    No, please remember, the CSEA Hearing Officer will not assist you on issues concerning companionship or living arrangements of a child. Visitation and custody are handled through court orders only.
  • Do I need an attorney for the Administrative Hearing?

    An attorney is not required, however you may bring one if you wish.

  • I don’t agree with what’s in my Divorce/Dissolution Order.

    Any Divorce or Dissolution action, including but not limited to child support, medical support, custody, visitation, property settlements, must be handled/filed in court.

  • Can a caretaker receive child support for a child they have Power of Attorney for?

    No. Agency policy does not allow us to establish support without legal custody.

  • Can a caretaker receive support for a child they have legal guardianship for?
    Yes, they may apply for support. The agency will need to review your guardianship paperwork to determine if a child support can be established.
  • What happens with child support if my child is removed from my home or placed in foster care?

    The agency is required to establish a case against both parents payable to Jobs and Family Services or the current custodian.
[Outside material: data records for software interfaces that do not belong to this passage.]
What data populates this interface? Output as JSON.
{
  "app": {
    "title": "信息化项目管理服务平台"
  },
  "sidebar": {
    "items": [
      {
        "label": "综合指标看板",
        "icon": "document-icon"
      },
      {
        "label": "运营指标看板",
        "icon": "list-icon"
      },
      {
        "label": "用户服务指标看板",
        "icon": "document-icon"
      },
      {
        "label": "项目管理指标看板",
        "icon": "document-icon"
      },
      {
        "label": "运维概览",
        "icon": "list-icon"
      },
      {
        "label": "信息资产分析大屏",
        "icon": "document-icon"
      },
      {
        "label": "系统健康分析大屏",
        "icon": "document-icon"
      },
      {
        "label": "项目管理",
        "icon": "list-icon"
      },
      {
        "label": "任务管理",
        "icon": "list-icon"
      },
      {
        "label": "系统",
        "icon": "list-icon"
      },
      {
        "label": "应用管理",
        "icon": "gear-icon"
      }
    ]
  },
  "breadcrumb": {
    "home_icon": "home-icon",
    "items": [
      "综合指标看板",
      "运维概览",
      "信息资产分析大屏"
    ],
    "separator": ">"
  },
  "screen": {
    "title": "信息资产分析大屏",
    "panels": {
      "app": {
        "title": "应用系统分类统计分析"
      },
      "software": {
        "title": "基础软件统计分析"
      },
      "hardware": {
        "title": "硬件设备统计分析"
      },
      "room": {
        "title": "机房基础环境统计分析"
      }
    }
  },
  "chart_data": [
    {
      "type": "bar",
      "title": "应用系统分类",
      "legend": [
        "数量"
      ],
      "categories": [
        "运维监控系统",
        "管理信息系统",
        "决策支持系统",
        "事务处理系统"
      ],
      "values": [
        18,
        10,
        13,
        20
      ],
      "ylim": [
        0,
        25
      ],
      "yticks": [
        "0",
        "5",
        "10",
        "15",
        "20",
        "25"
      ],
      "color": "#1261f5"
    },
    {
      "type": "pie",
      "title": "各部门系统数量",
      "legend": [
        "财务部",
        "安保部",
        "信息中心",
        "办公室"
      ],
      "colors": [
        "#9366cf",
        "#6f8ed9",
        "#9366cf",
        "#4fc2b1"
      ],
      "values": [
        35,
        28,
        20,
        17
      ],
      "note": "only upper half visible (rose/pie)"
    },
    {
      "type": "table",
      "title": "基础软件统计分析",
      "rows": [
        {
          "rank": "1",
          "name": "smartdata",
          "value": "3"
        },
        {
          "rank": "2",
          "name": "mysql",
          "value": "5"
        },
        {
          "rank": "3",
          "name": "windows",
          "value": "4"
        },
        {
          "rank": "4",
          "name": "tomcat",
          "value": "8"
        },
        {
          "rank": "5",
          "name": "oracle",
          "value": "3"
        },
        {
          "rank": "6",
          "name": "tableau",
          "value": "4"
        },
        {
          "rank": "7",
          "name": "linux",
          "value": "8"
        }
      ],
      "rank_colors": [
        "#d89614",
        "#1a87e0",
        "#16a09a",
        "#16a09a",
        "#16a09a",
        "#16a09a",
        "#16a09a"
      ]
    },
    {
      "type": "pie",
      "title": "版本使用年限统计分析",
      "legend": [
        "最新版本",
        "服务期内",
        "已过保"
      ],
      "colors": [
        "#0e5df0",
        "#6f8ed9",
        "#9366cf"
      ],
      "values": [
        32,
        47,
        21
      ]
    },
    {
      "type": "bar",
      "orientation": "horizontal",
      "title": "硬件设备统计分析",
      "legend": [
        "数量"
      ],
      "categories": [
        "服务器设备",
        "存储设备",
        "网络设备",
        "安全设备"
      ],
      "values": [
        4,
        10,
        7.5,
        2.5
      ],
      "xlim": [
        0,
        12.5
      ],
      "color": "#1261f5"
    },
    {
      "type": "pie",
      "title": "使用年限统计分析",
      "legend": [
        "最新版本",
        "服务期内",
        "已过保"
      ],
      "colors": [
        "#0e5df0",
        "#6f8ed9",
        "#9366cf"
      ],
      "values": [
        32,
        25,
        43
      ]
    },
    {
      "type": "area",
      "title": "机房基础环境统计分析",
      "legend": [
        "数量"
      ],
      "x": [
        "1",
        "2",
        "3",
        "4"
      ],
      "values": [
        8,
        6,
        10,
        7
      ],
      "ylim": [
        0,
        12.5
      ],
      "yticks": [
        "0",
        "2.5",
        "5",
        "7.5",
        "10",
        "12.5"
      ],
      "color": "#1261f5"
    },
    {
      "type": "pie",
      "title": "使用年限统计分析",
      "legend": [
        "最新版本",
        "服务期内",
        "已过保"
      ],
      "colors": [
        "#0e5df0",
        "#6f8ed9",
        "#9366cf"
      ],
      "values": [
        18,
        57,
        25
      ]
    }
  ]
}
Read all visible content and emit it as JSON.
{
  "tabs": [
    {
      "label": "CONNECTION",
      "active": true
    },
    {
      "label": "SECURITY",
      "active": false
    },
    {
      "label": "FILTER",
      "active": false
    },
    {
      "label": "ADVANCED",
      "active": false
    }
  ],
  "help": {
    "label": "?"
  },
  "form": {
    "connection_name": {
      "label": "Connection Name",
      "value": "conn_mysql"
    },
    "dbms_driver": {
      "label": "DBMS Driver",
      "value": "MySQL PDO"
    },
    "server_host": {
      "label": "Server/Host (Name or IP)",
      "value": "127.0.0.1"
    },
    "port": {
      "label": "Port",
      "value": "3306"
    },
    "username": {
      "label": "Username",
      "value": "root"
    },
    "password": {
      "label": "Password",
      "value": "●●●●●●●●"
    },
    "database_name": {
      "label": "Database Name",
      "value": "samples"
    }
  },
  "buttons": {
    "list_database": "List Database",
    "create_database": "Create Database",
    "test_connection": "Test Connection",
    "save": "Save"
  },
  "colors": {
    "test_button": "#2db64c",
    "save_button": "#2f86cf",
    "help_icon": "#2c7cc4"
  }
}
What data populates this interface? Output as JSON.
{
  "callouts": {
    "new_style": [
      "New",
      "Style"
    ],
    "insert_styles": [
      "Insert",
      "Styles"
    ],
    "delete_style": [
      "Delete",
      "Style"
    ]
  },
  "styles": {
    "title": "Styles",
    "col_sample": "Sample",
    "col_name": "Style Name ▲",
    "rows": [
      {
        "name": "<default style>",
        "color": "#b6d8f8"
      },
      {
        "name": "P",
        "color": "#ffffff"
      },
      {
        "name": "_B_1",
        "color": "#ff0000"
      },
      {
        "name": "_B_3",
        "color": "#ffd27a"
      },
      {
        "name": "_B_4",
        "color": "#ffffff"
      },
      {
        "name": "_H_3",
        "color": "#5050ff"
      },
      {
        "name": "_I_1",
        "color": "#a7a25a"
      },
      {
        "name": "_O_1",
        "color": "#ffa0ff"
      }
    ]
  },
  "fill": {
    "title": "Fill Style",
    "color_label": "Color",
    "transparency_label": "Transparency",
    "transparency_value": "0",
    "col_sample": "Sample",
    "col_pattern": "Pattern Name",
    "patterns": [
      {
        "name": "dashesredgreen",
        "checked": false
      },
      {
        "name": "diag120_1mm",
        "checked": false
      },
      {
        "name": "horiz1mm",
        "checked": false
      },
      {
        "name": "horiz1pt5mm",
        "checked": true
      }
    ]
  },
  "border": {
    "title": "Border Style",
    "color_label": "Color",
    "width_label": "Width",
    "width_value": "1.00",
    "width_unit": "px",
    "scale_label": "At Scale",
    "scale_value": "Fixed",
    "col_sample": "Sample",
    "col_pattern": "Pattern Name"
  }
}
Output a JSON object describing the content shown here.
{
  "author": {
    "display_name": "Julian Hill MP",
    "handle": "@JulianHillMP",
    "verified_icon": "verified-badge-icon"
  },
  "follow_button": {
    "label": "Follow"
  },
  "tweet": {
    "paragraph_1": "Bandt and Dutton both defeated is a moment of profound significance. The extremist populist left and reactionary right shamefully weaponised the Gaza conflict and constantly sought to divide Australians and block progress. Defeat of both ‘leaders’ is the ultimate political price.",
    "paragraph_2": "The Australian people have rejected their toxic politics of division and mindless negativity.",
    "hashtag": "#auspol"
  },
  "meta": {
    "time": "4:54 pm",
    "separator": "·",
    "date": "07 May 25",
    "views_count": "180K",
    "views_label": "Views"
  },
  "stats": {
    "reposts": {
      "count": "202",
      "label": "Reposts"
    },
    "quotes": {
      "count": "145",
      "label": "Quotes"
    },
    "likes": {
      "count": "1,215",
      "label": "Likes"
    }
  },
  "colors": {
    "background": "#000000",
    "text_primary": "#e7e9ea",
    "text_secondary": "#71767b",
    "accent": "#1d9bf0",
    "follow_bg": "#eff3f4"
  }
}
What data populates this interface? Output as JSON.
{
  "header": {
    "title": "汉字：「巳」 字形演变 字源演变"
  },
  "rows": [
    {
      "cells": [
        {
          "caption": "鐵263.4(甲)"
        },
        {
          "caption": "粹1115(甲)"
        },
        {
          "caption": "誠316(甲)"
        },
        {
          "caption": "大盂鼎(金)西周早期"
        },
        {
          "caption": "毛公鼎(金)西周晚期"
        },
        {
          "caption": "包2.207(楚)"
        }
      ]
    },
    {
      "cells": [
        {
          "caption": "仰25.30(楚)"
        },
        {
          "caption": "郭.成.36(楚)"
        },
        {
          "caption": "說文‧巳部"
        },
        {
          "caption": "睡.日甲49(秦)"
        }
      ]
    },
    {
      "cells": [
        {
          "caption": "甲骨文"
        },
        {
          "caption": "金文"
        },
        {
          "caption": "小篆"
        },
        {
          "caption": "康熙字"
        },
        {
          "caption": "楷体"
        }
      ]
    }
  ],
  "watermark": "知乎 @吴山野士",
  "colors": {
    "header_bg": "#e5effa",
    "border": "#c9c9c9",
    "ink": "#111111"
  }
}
The agency will need to review the custody order issued by the court to determine who the proper payee will be.

Medina County
Job and Family Services
232 Northland Drive
Medina, OH 44256
Office: (330) 722-9300
Toll Free: (800) 783-5070 
Fax: (330) 722-3383

CHILD SUPPORT
Phone: (330) 722-9398
Toll-Free: (800) 706-2732
Fax: (330) 722-9238
Email: medina_child_support_01@jfs.ohio.gov
Copyright © 2021 Medina County Job and Family Services. All rights reserved.